Porter has a subversive streak, evident both in how he puts a page together and use of narrative... For the longest time, the 'disappeared boy' arc felt fresh and new. That it doesn't hold that line to the very end is a bit disappointing, but it's still fantastic overall.
(The passing of time meant the positives remain vivid while the slight disappointment had been forgotten.)

7. Olive, Again by Elizabeth Strout

Very good. Does aging so well. The stories without Olive do a pretty good job of holding their own.

8. Hamnet by Maggie O'Farrell

O'Farrell rises to the challenge of writing about Shakespeare's life without making it Shakespearean in scope or language but still making art. I really loved this. Agnes takes a while to emerge as the heart of the story, and overtake the eponymous child, but it's masterfully done. Stephanie Merritt's review in The Guardian covers the main strengths. Just so good. Top ten book of the year with a rocket.

9. Dark Emu, Black Seeds: Agriculture or Accident by Bruce Pascoe 

I felt pleasantly flayed by this one. Like, it should be no surprise that Australia's colonial history actively overwrote a lot of what the indigenous people had going on pre-contact.

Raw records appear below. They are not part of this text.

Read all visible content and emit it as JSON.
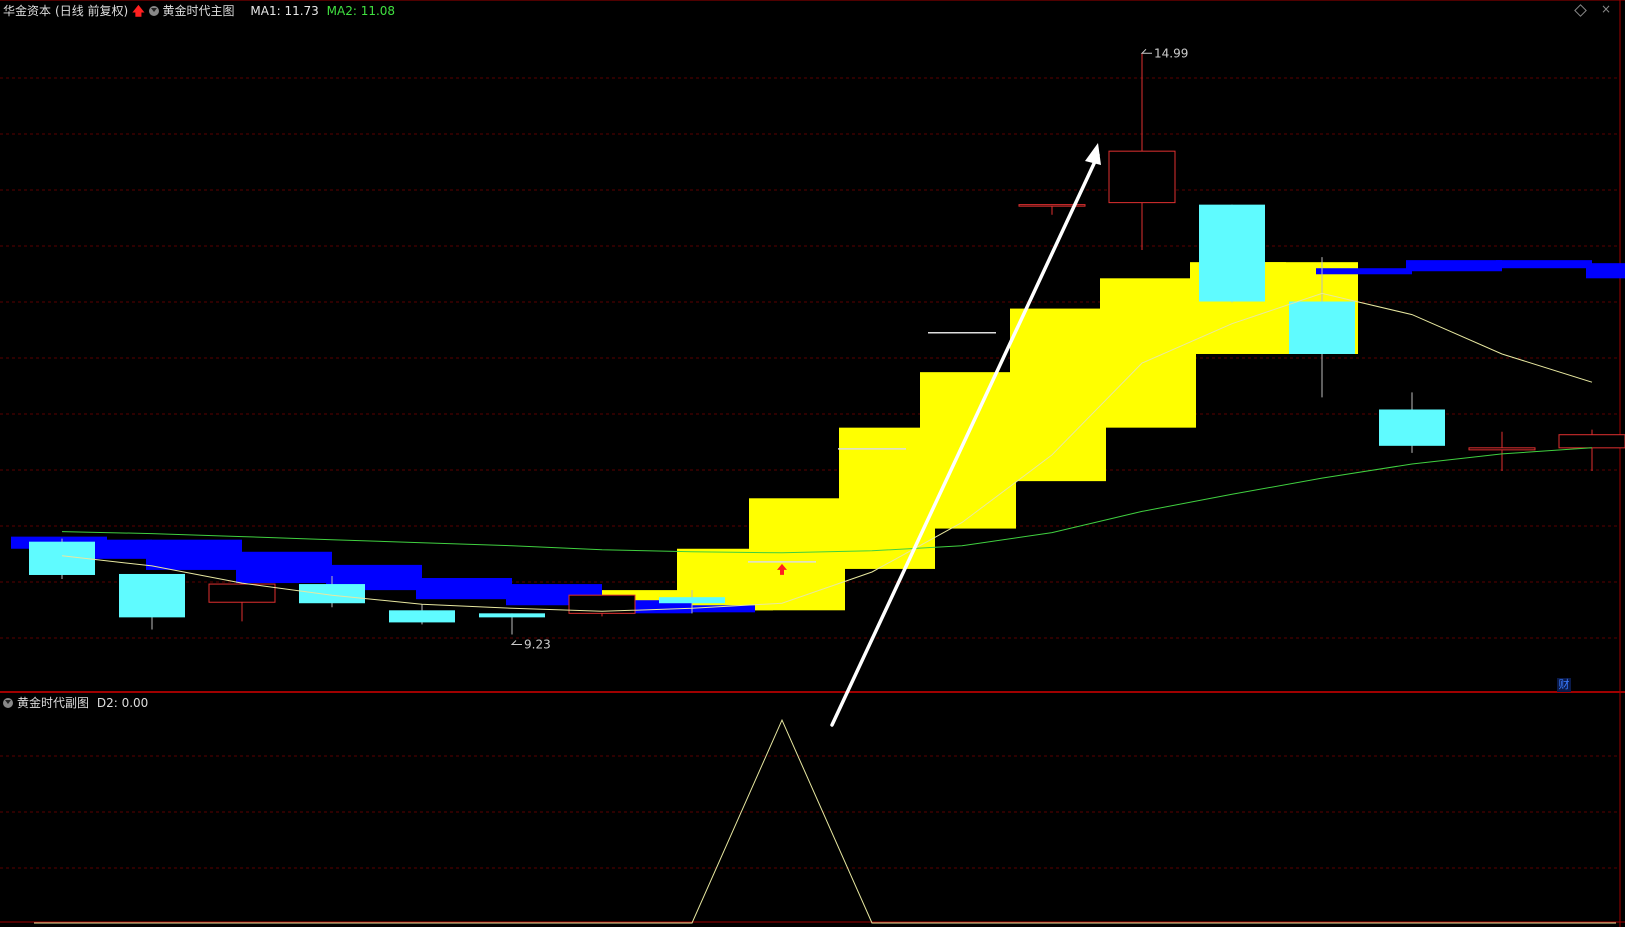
{
  "header": {
    "stock_name": "华金资本",
    "period_label": "(日线 前复权)",
    "main_indicator": "黄金时代主图",
    "ma1_label": "MA1: 11.73",
    "ma2_label": "MA2: 11.08"
  },
  "sub_header": {
    "indicator": "黄金时代副图",
    "d2_label": "D2: 0.00"
  },
  "side_badge": "财",
  "colors": {
    "background": "#000000",
    "grid": "#5a0000",
    "separator": "#a00000",
    "up_candle": "#e03030",
    "down_candle": "#5ffbff",
    "ma1_line": "#e8e8a0",
    "ma2_line": "#40d040",
    "yellow_band": "#ffff00",
    "blue_band": "#0000ff",
    "sub_line": "#e8e8a0",
    "ma1_text": "#e8e8e8",
    "ma2_text": "#40e040",
    "annotation_arrow": "#ffffff",
    "signal_arrow": "#ff2020"
  },
  "chart_data": {
    "type": "candlestick",
    "ylim": [
      8.7,
      15.3
    ],
    "candles": [
      {
        "o": 10.15,
        "h": 10.18,
        "l": 9.78,
        "c": 9.82
      },
      {
        "o": 9.83,
        "h": 9.83,
        "l": 9.28,
        "c": 9.4
      },
      {
        "o": 9.55,
        "h": 9.73,
        "l": 9.36,
        "c": 9.73
      },
      {
        "o": 9.73,
        "h": 9.81,
        "l": 9.5,
        "c": 9.54
      },
      {
        "o": 9.47,
        "h": 9.53,
        "l": 9.33,
        "c": 9.35
      },
      {
        "o": 9.44,
        "h": 9.44,
        "l": 9.23,
        "c": 9.4
      },
      {
        "o": 9.44,
        "h": 9.44,
        "l": 9.41,
        "c": 9.62
      },
      {
        "o": 9.6,
        "h": 9.67,
        "l": 9.44,
        "c": 9.54
      },
      {
        "o": 9.95,
        "h": 9.95,
        "l": 9.95,
        "c": 9.95
      },
      {
        "o": 11.07,
        "h": 11.07,
        "l": 11.07,
        "c": 11.07
      },
      {
        "o": 12.22,
        "h": 12.22,
        "l": 12.22,
        "c": 12.22
      },
      {
        "o": 13.49,
        "h": 13.49,
        "l": 13.39,
        "c": 13.49
      },
      {
        "o": 13.51,
        "h": 14.99,
        "l": 13.04,
        "c": 14.02
      },
      {
        "o": 13.49,
        "h": 13.49,
        "l": 12.52,
        "c": 12.53
      },
      {
        "o": 12.53,
        "h": 12.97,
        "l": 11.58,
        "c": 12.01
      },
      {
        "o": 11.46,
        "h": 11.63,
        "l": 11.03,
        "c": 11.1
      },
      {
        "o": 11.06,
        "h": 11.24,
        "l": 10.85,
        "c": 11.08
      },
      {
        "o": 11.08,
        "h": 11.26,
        "l": 10.85,
        "c": 11.21
      }
    ],
    "ma1": [
      10.01,
      9.91,
      9.74,
      9.62,
      9.53,
      9.49,
      9.46,
      9.49,
      9.54,
      9.85,
      10.34,
      11.01,
      11.92,
      12.31,
      12.61,
      12.4,
      12.01,
      11.73
    ],
    "ma2": [
      10.25,
      10.23,
      10.2,
      10.17,
      10.14,
      10.11,
      10.07,
      10.05,
      10.04,
      10.06,
      10.11,
      10.24,
      10.45,
      10.62,
      10.78,
      10.92,
      11.02,
      11.08
    ],
    "bands": [
      {
        "color": "yellow",
        "range": [
          9.51,
          9.67
        ]
      },
      {
        "color": "yellow",
        "range": [
          9.47,
          10.08
        ]
      },
      {
        "color": "yellow",
        "range": [
          9.47,
          10.58
        ]
      },
      {
        "color": "yellow",
        "range": [
          9.88,
          11.28
        ]
      },
      {
        "color": "yellow",
        "range": [
          10.28,
          11.83
        ]
      },
      {
        "color": "yellow",
        "range": [
          10.75,
          12.46
        ]
      },
      {
        "color": "yellow",
        "range": [
          11.28,
          12.76
        ]
      },
      {
        "color": "yellow",
        "range": [
          12.01,
          12.92
        ]
      },
      {
        "color": "yellow",
        "range": [
          12.01,
          12.92
        ]
      },
      {
        "color": "blue",
        "range": [
          12.8,
          12.86
        ]
      },
      {
        "color": "blue",
        "range": [
          12.83,
          12.94
        ]
      },
      {
        "color": "blue",
        "range": [
          12.86,
          12.94
        ]
      },
      {
        "color": "blue",
        "range": [
          12.76,
          12.91
        ]
      },
      {
        "color": "blue",
        "range": [
          12.7,
          12.89
        ]
      },
      {
        "color": "blue",
        "range": [
          10.08,
          10.2
        ]
      },
      {
        "color": "blue",
        "range": [
          9.98,
          10.17
        ]
      },
      {
        "color": "blue",
        "range": [
          9.87,
          10.17
        ]
      },
      {
        "color": "blue",
        "range": [
          9.74,
          10.05
        ]
      },
      {
        "color": "blue",
        "range": [
          9.67,
          9.92
        ]
      },
      {
        "color": "blue",
        "range": [
          9.58,
          9.79
        ]
      },
      {
        "color": "blue",
        "range": [
          9.52,
          9.73
        ]
      },
      {
        "color": "blue",
        "range": [
          9.44,
          9.57
        ]
      },
      {
        "color": "blue",
        "range": [
          9.45,
          9.52
        ]
      }
    ],
    "signal_arrow_bar": 8,
    "high_label": "14.99",
    "low_label": "9.23",
    "sub_indicator": {
      "name": "黄金时代副图",
      "values": [
        0,
        0,
        0,
        0,
        0,
        0,
        0,
        0,
        1,
        0,
        0,
        0,
        0,
        0,
        0,
        0,
        0,
        0
      ],
      "ylim": [
        0,
        1.05
      ]
    }
  }
}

So much cognitive bias going on then and now. 


Because I'm not done cheating, I'll let two different novels, both "genre" fiction, share the final slot...

10= The Martian by Andy Weir

... I got sucked in quick and finished it in a couple of days.

I'm a sucker for hard sci-fi. This doesn't have the scope of something like Neal Stephenson's Seveneves. We're only a couple of decades in the future and every piece of technology described conceivably exists now. But Weir makes it thrilling and epic, while also keeping a sense of the quotidian, both on the surface of Mars and back in Houston.

Two thumbs up!

10= The Infinite Noise by Lauren Shippen

I really liked this. A YA novel, which is basically an adult novel with permission to have a plot and be a bit emo, that asks what if the X-Men were real, but instead of becoming superheroes they went to therapy?